• [RECORDS PROVIDED]:
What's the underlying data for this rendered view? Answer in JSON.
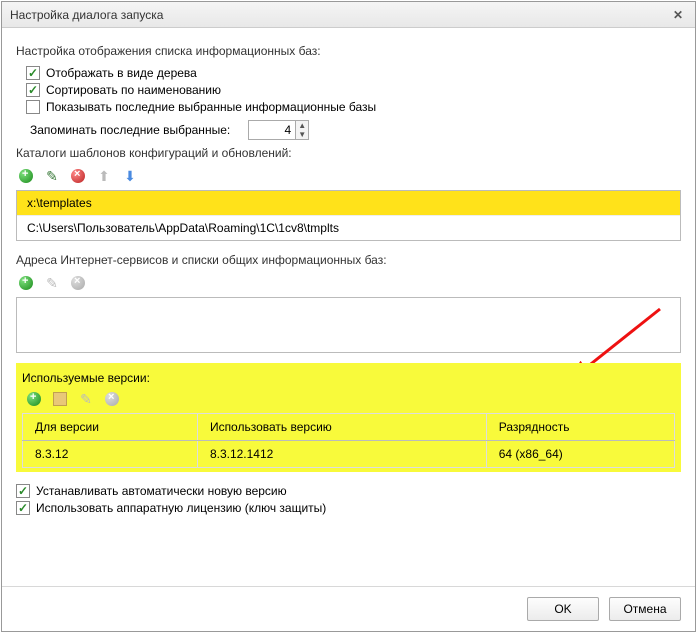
{
  "titlebar": {
    "title": "Настройка диалога запуска"
  },
  "section1": {
    "title": "Настройка отображения списка информационных баз:",
    "cb_tree": "Отображать в виде дерева",
    "cb_sort": "Сортировать по наименованию",
    "cb_recent": "Показывать последние выбранные информационные базы",
    "remember_label": "Запоминать последние выбранные:",
    "remember_value": "4"
  },
  "section2": {
    "title": "Каталоги шаблонов конфигураций и обновлений:",
    "items": [
      "x:\\templates",
      "C:\\Users\\Пользователь\\AppData\\Roaming\\1C\\1cv8\\tmplts"
    ]
  },
  "section3": {
    "title": "Адреса Интернет-сервисов и списки общих информационных баз:"
  },
  "versions": {
    "title": "Используемые версии:",
    "headers": {
      "for": "Для версии",
      "use": "Использовать версию",
      "arch": "Разрядность"
    },
    "rows": [
      {
        "for": "8.3.12",
        "use": "8.3.12.1412",
        "arch": "64 (x86_64)"
      }
    ]
  },
  "bottom": {
    "auto_update": "Устанавливать автоматически новую версию",
    "hw_license": "Использовать аппаратную лицензию (ключ защиты)"
  },
  "buttons": {
    "ok": "OK",
    "cancel": "Отмена"
  }
}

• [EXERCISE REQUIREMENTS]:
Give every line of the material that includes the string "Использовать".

• [OUTPUT OF THE EXERCISE]:
      "use": "Использовать версию",
    "hw_license": "Использовать аппаратную лицензию (ключ защиты)"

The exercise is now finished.